Susan Vaughan: For a change of pace, a gift for my great-nieces is a picture book. Maine author Valerie L. Egar published this fall a delightful Christmas tale, Oh, No! Reindeer Flu!, beautifully illustrated by Tamara Campeau. When the reindeer fall ill on Christmas Eve, the North Pole huskies save the day by pulling Santa’s sleigh. Kirkus Reviews calls Oh, No! Reindeer Flu! “a lively holiday tale that may make youngsters wonder why Santa ever used reindeer in the first place.” To my delight as a dog lover, the huskies steal the show, and the story should charm old and young alike. Valerie L. Egar is also a published poet and author of other children’s stories, Snickertales, that may be viewed on the Snickertales Facebook page. Oh, No! Reindeer Flu! is available in Maine at Sherman’s Books & Stationery stores. For other retailers, readers can go to the publisher’s website at www.whistleoakpublishing.com.
Kaitlyn Dunnett/Kathy Lynn Emerson: As it happens, aside from copies of my own newest (Clause & Effect and an advance reading copy of A View to a Kilt) to two sets of relatives on my husband’s side of the family, I don’t think I’m giving any books this Christmas. Usually I do. I had hits two years running with our great niece, first with Lea Wait’s Pizza to Die For when she was 14 and then with Michelle Obama’s Becoming last year. Our nephew’s wife also got a book. Since she and said nephew were really into the television series based on it, I gave her a copy of Shirley Jackson’s original The Haunting of Hill House. Now it’s still two weeks short of Christmas, so things may change, but at the moment the closest to a book I’m giving is the Game of Thrones edition of Monopoly to that same nephew and his wife. Maybe I’ll do better next year.
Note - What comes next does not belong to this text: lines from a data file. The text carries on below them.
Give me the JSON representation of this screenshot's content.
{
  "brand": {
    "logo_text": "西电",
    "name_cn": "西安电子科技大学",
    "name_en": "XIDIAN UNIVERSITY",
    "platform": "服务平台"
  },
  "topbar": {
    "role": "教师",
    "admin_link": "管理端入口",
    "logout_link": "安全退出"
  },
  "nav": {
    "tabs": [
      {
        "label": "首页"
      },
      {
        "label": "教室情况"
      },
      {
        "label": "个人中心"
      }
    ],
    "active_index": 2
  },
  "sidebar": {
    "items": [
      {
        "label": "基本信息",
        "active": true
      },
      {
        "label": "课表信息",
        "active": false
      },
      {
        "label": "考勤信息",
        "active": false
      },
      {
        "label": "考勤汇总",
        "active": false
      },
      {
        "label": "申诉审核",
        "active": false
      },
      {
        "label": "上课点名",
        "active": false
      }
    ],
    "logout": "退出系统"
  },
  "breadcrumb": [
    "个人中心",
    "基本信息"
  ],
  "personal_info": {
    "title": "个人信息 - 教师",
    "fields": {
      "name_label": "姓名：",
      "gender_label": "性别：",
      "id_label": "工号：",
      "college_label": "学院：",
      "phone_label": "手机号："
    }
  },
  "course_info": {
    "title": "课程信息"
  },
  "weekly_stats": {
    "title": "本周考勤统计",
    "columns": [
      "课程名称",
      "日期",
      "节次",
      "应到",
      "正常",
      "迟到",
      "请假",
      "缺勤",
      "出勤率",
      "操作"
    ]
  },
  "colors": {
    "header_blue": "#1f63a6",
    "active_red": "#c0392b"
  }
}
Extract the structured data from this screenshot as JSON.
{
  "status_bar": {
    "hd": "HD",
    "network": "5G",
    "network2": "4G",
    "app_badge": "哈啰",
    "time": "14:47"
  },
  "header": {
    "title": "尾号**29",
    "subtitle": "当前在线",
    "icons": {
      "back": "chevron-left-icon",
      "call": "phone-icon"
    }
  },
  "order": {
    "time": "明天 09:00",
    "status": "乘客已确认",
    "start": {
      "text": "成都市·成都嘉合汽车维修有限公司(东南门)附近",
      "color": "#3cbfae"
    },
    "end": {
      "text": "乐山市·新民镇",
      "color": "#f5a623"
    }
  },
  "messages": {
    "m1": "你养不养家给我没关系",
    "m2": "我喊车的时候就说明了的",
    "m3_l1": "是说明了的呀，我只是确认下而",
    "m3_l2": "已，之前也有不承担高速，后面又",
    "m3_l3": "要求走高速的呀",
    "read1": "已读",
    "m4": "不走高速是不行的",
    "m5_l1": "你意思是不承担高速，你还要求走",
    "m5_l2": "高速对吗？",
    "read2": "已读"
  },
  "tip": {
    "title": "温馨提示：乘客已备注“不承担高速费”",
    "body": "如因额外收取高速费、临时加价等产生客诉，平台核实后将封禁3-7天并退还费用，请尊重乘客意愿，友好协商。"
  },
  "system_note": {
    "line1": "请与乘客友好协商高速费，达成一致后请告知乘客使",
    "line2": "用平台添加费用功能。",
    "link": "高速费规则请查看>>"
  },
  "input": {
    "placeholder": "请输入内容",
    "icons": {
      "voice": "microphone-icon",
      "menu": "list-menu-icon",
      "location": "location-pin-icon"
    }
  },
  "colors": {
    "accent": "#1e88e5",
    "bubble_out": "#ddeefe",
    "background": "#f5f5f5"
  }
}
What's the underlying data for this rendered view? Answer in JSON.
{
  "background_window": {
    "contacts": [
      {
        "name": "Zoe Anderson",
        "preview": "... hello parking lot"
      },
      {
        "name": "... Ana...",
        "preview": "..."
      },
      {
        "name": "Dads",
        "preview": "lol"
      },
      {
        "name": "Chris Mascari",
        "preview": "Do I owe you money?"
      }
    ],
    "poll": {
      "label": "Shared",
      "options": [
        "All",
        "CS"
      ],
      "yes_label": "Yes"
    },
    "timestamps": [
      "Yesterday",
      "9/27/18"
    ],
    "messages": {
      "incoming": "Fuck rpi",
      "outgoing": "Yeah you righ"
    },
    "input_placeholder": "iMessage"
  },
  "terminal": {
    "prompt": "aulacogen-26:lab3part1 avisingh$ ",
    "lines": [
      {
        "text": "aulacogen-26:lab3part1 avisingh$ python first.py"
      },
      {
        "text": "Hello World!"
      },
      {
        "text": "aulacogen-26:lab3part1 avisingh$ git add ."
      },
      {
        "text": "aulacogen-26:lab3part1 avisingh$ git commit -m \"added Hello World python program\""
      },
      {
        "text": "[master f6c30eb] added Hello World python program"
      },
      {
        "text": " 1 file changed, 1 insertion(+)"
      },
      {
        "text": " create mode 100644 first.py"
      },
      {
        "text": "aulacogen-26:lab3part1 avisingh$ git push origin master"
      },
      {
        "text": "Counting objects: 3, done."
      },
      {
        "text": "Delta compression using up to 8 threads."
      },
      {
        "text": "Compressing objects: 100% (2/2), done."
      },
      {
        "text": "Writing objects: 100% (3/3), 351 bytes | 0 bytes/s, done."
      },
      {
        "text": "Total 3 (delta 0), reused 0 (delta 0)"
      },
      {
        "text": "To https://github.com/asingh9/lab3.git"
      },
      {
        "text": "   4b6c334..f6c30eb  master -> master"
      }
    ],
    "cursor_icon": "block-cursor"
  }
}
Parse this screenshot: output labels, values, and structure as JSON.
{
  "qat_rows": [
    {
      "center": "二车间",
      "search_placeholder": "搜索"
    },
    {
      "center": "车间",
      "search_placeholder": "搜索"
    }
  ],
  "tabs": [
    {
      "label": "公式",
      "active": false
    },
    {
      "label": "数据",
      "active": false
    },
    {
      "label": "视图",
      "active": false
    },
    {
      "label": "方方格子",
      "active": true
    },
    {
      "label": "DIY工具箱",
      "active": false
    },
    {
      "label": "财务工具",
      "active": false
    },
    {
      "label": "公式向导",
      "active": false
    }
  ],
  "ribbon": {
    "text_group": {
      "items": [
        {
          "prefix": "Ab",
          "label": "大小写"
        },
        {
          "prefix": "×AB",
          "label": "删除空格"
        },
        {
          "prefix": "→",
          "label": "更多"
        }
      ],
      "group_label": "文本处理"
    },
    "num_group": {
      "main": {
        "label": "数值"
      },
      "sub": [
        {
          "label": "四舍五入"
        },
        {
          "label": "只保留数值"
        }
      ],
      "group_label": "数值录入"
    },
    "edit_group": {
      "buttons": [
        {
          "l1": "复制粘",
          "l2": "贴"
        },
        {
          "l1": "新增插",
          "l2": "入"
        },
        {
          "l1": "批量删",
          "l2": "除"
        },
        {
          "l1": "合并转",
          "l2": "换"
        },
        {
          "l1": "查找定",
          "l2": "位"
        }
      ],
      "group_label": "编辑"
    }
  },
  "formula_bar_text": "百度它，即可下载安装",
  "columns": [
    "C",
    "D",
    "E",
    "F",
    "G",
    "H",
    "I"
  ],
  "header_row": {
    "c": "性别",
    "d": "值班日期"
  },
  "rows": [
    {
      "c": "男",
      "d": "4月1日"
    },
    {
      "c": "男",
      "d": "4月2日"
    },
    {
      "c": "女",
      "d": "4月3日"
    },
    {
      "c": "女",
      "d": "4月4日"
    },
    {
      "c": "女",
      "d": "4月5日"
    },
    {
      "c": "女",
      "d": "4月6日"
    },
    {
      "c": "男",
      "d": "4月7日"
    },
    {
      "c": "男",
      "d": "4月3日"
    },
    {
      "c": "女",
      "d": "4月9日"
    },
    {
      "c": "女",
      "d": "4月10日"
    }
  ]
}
Jen Blood: In an effort to do more handmade gifts for the holidays, I’m actually making books this year rather than buying… I’m in the process of hand binding a grimoire for my older niece, and have a naturalist’s diary and supply kit that I’m making for the younger of the two. This month’s post here at Maine Crime Writers will be all about the process, including many shots of the chaos my studio is currently in.
Sandra Neily: I’m with Jen, but with a digital twist. I’m giving sturdy board books to grandchildren. I collect family pics and write the text. This site assembles sturdy books with lots of creative tools that I use. https://pinholepress.com/c/custom-board-books-for-kids
And I am regifting The Hidden Life of Trees to my great friend/editor Kyle … as soon as I re-read a few chapters. Who knew trees could repel predators and assaults (sometimes), care for wounded family nearby, and figure out spring before we do? Here’s some lines and I linked to an article as well:
“If we want to use forests as a weapon in the fight against climate change, then we must allow them to grow old, which is exactly what large conservation groups are asking us to do.”
“Forest air is the epitome of healthy air. People who want to take a deep breath of fresh air or engage in physical activity in a particularly agreeable atmosphere step out into the forest. There’s every reason to do so. The air truly is considerably cleaner under the trees, because the trees act as huge air filters. Their leaves and needles hang in a steady breeze, catching large and small particles as they float by. Per year and square mile this can amount to 20,000 tons of material.”
“There are more life forms in a handful of forest soil than there are people on the planet.”